Amy Murray Twyning
Literature Program Assistant
Amy Murray Twyning earned her doctorate at the University of Pittsburgh. Her dissertation, “Detective Narrative and the Problem of Origins in Nineteenth-Century England,” examines early examples of the detective genre in the context of social and legal change in Victorian era. She currently works on the changing ideas of “the human” over the course of the 19th century in British literature read against changes in scientific and social thought from an anti-anthropocentric perspective. She also teaches critical perspectives on constructions of race, gender, and sexuality.
Amy serves as assistant director for the Literature program and works with undergraduates to organize the annual Undergraduate Literature Conference.
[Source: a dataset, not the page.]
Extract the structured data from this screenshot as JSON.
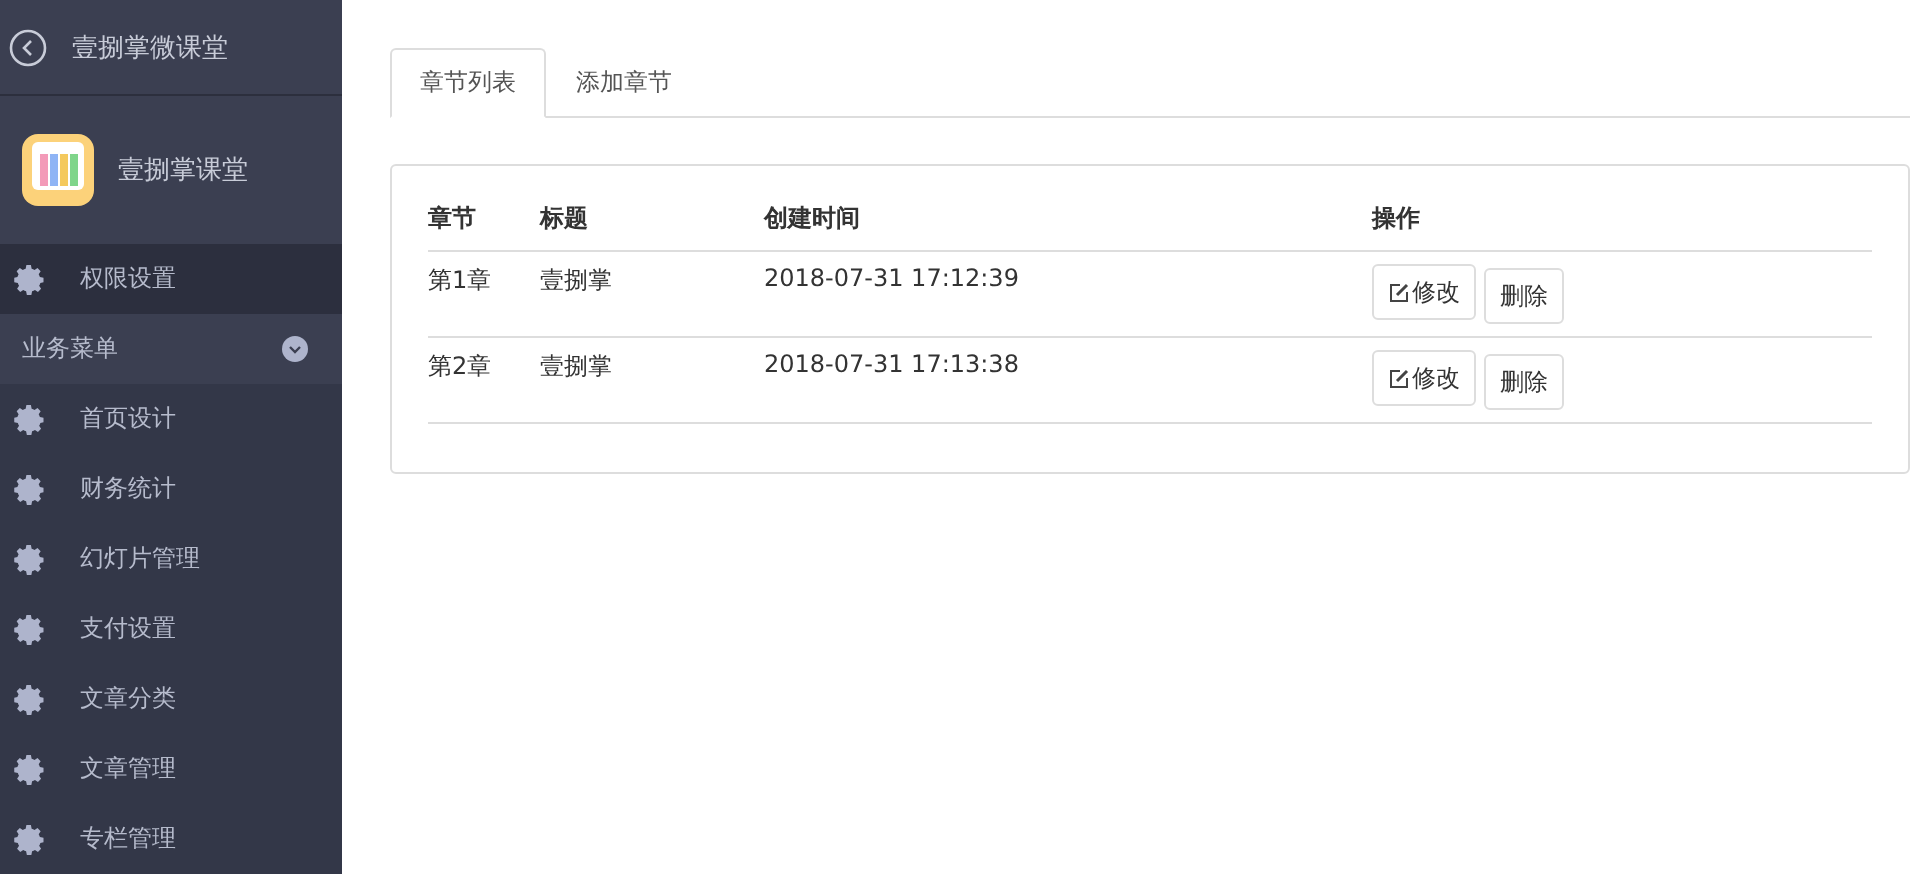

Amy teaches courses in the Literature program, including Humans, Animals, Machines in Victorian Literature, Austen and Brontë, and How to Do Things with Literature 2. She is also committed to undergraduate research and mentors students who pursue individual research projects.